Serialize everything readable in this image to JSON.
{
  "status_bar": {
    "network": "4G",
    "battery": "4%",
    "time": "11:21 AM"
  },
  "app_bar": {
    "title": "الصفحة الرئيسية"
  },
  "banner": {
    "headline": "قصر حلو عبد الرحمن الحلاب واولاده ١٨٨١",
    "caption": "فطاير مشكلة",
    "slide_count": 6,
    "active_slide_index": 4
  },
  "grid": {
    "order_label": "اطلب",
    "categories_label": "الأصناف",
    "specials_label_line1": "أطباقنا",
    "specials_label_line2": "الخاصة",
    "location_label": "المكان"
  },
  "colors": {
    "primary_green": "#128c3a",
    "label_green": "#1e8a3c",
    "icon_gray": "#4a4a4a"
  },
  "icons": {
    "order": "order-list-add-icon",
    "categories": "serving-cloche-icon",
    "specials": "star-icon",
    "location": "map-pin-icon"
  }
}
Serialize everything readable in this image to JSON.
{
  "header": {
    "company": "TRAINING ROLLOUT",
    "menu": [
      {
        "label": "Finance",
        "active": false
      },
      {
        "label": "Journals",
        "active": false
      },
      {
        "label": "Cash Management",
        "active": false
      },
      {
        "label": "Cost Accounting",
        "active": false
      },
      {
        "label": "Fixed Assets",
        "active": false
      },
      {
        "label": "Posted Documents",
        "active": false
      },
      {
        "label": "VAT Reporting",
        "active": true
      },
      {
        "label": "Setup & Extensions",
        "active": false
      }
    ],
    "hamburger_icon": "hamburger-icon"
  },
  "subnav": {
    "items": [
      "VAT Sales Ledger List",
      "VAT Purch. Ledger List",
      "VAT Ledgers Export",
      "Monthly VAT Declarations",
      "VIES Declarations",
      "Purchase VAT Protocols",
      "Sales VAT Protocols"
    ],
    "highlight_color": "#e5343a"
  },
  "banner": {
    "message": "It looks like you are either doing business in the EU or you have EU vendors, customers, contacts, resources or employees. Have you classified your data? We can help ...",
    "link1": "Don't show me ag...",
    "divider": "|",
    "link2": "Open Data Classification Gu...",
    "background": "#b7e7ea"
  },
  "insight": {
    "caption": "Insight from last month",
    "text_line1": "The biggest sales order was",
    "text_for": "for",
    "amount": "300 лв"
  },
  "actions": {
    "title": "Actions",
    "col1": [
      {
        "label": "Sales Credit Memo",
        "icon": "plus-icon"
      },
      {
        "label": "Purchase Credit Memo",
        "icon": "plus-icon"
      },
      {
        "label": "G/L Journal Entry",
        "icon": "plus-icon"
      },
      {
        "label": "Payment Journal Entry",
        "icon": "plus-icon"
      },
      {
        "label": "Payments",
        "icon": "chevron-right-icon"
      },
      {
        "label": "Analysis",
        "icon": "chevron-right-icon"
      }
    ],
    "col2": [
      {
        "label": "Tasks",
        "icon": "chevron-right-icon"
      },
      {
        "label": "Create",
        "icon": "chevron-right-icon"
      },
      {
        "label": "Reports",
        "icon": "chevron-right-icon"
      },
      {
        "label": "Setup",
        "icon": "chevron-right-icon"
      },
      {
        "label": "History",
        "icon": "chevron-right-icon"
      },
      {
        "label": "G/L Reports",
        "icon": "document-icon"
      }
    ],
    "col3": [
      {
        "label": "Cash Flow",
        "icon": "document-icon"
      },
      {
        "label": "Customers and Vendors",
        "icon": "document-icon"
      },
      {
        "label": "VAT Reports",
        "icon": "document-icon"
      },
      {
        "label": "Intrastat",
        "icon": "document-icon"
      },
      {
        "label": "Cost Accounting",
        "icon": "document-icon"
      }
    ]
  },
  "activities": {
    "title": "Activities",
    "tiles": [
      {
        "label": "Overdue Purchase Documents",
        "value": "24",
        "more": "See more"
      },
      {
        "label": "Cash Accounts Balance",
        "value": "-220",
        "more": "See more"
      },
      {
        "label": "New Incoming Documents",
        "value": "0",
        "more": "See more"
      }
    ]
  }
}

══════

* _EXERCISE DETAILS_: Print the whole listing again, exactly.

* _ANSWER AREA_:
Serialize everything readable in this image to JSON.
{
  "status_bar": {
    "network": "4G",
    "battery": "4%",
    "time": "11:21 AM"
  },
  "app_bar": {
    "title": "الصفحة الرئيسية"
  },
  "banner": {
    "headline": "قصر حلو عبد الرحمن الحلاب واولاده ١٨٨١",
    "caption": "فطاير مشكلة",
    "slide_count": 6,
    "active_slide_index": 4
  },
  "grid": {
    "order_label": "اطلب",
    "categories_label": "الأصناف",
    "specials_label_line1": "أطباقنا",
    "specials_label_line2": "الخاصة",
    "location_label": "المكان"
  },
  "colors": {
    "primary_green": "#128c3a",
    "label_green": "#1e8a3c",
    "icon_gray": "#4a4a4a"
  },
  "icons": {
    "order": "order-list-add-icon",
    "categories": "serving-cloche-icon",
    "specials": "star-icon",
    "location": "map-pin-icon"
  }
}
Serialize everything readable in this image to JSON.
{
  "header": {
    "company": "TRAINING ROLLOUT",
    "menu": [
      {
        "label": "Finance",
        "active": false
      },
      {
        "label": "Journals",
        "active": false
      },
      {
        "label": "Cash Management",
        "active": false
      },
      {
        "label": "Cost Accounting",
        "active": false
      },
      {
        "label": "Fixed Assets",
        "active": false
      },
      {
        "label": "Posted Documents",
        "active": false
      },
      {
        "label": "VAT Reporting",
        "active": true
      },
      {
        "label": "Setup & Extensions",
        "active": false
      }
    ],
    "hamburger_icon": "hamburger-icon"
  },
  "subnav": {
    "items": [
      "VAT Sales Ledger List",
      "VAT Purch. Ledger List",
      "VAT Ledgers Export",
      "Monthly VAT Declarations",
      "VIES Declarations",
      "Purchase VAT Protocols",
      "Sales VAT Protocols"
    ],
    "highlight_color": "#e5343a"
  },
  "banner": {
    "message": "It looks like you are either doing business in the EU or you have EU vendors, customers, contacts, resources or employees. Have you classified your data? We can help ...",
    "link1": "Don't show me ag...",
    "divider": "|",
    "link2": "Open Data Classification Gu...",
    "background": "#b7e7ea"
  },
  "insight": {
    "caption": "Insight from last month",
    "text_line1": "The biggest sales order was",
    "text_for": "for",
    "amount": "300 лв"
  },
  "actions": {
    "title": "Actions",
    "col1": [
      {
        "label": "Sales Credit Memo",
        "icon": "plus-icon"
      },
      {
        "label": "Purchase Credit Memo",
        "icon": "plus-icon"
      },
      {
        "label": "G/L Journal Entry",
        "icon": "plus-icon"
      },
      {
        "label": "Payment Journal Entry",
        "icon": "plus-icon"
      },
      {
        "label": "Payments",
        "icon": "chevron-right-icon"
      },
      {
        "label": "Analysis",
        "icon": "chevron-right-icon"
      }
    ],
    "col2": [
      {
        "label": "Tasks",
        "icon": "chevron-right-icon"
      },
      {
        "label": "Create",
        "icon": "chevron-right-icon"
      },
      {
        "label": "Reports",
        "icon": "chevron-right-icon"
      },
      {
        "label": "Setup",
        "icon": "chevron-right-icon"
      },
      {
        "label": "History",
        "icon": "chevron-right-icon"
      },
      {
        "label": "G/L Reports",
        "icon": "document-icon"
      }
    ],
    "col3": [
      {
        "label": "Cash Flow",
        "icon": "document-icon"
      },
      {
        "label": "Customers and Vendors",
        "icon": "document-icon"
      },
      {
        "label": "VAT Reports",
        "icon": "document-icon"
      },
      {
        "label": "Intrastat",
        "icon": "document-icon"
      },
      {
        "label": "Cost Accounting",
        "icon": "document-icon"
      }
    ]
  },
  "activities": {
    "title": "Activities",
    "tiles": [
      {
        "label": "Overdue Purchase Documents",
        "value": "24",
        "more": "See more"
      },
      {
        "label": "Cash Accounts Balance",
        "value": "-220",
        "more": "See more"
      },
      {
        "label": "New Incoming Documents",
        "value": "0",
        "more": "See more"
      }
    ]
  }
}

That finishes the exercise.